Next Article in Journal
Vaccination Route as a Determinant of Protective Antibody Responses against Herpes Simplex Virus
Next Article in Special Issue
ImmunizziAMO: A School-Based Field Trial to Teach New Generations the Importance of Vaccination through Games and to Fight Vaccine Hesitancy in Italy
Previous Article in Journal
Immunological Analysis of the Hepatitis B Virus “a” Determinant Displayed on Chimeric Virus-Like Particles of Macrobrachium rosenbergii Nodavirus Capsid Protein Produced in Sf9 Cells
Previous Article in Special Issue
Game Analysis on the Evolution of Decision-Making of Vaccine Manufacturing Enterprises under the Government Regulation Model
Open AccessArticle

Socioeconomic Determinants in Vaccine Hesitancy and Vaccine Refusal in Italy

Hygiene and Public Health Unit, Department of Cardiac Thoracic and Vascular Sciences and Public Health, University of Padua, Via Loredan 18, 35131 Padova, Italy
Public Health Department, Trento Health Authority, 38123 Trento, Italy
Organizational Unit, Prevention and Public Health, Veneto Region, 30123 Venice, Italy
Author to whom correspondence should be addressed.
Vaccines 2020, 8(2), 276;
Received: 8 May 2020 / Revised: 26 May 2020 / Accepted: 2 June 2020 / Published: 5 June 2020
Childhood vaccination has been a milestone in the control of infectious diseases. However, even in countries offering equal access to vaccination, a number of vaccine-preventable diseases have re-emerged. Suboptimal vaccination coverage has been called into question. The aim was to explore socioeconomic inequalities in vaccine hesitancy and outright refusal. Families with at least one child aged between 3 months and 7 years were involved through an online survey. Families were classified as provaccine, hesitant, or antivaccine. The association between socioeconomic determinants and hesitancy/refusal was investigated with a logistic-regression model. A total of 3865 questionnaires were collected: 64.0% of families were provaccine, 32.4% hesitant, and 3.6% antivaccine. Rising levels of perceived economic hardship were associated with hesitancy (adjusted odds ratio (AOR) from 1.34 to 1.59), and lower parental education was significantly associated with refusal (AOR from 1.89 to 3.39). Family economic hardship and parental education did not move in parallel. Economic hardship was a determinant of hesitancy. Lower education was a predictor of outright refusal without affecting hesitancy. These findings may serve as warnings, and further explanations of socioeconomic inequities are needed even in universal healthcare systems.
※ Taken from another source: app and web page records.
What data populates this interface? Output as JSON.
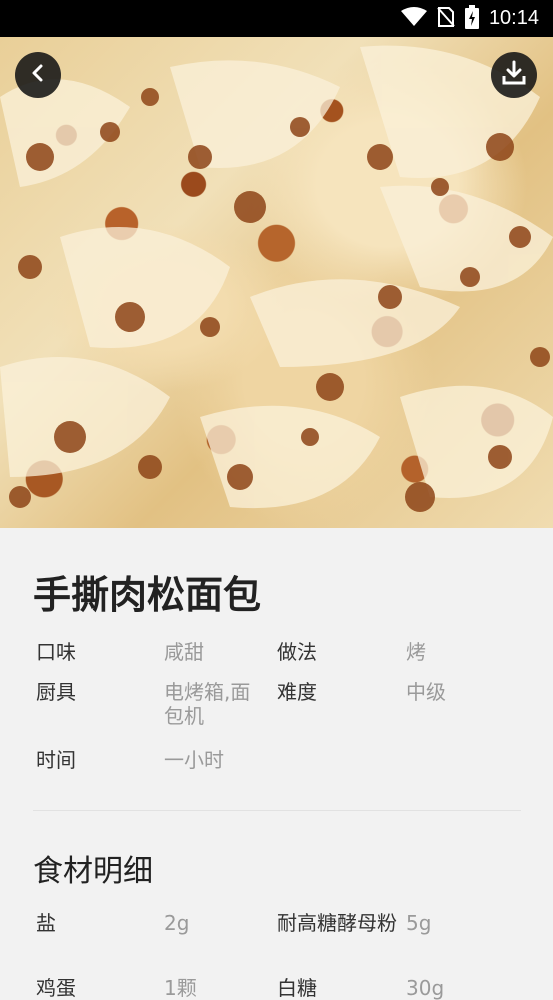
{
  "status_bar": {
    "time": "10:14",
    "icons": [
      "wifi-icon",
      "no-sim-icon",
      "battery-charging-icon"
    ]
  },
  "hero": {
    "back_icon": "chevron-left-icon",
    "download_icon": "download-icon"
  },
  "recipe": {
    "title": "手撕肉松面包",
    "info": [
      {
        "label": "口味",
        "value": "咸甜"
      },
      {
        "label": "做法",
        "value": "烤"
      },
      {
        "label": "厨具",
        "value": "电烤箱,面包机"
      },
      {
        "label": "难度",
        "value": "中级"
      },
      {
        "label": "时间",
        "value": "一小时"
      }
    ]
  },
  "ingredients": {
    "title": "食材明细",
    "items": [
      {
        "name": "盐",
        "amount": "2g"
      },
      {
        "name": "耐高糖酵母粉",
        "amount": "5g"
      },
      {
        "name": "鸡蛋",
        "amount": "1颗"
      },
      {
        "name": "白糖",
        "amount": "30g"
      }
    ]
  }
}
Insight into these factors is necessary to improve convenience and remove potential access issues. View Full-Text
Keywords: vaccine hesitancy; socioeconomic inequalities; childhood vaccination. vaccine hesitancy; socioeconomic inequalities; childhood vaccination.
MDPI and ACS Style

Bertoncello, C.; Ferro, A.; Fonzo, M.; Zanovello, S.; Napoletano, G.; Russo, F.; Baldo, V.; Cocchio, S. Socioeconomic Determinants in Vaccine Hesitancy and Vaccine Refusal in Italy. Vaccines 2020, 8, 276.

Show more citation formats Show less citations formats
Note that from the first issue of 2016, MDPI journals use article numbers instead of page numbers. See further details here.

Article Access Map by Country/Region

Search more from Scilit
Back to TopTop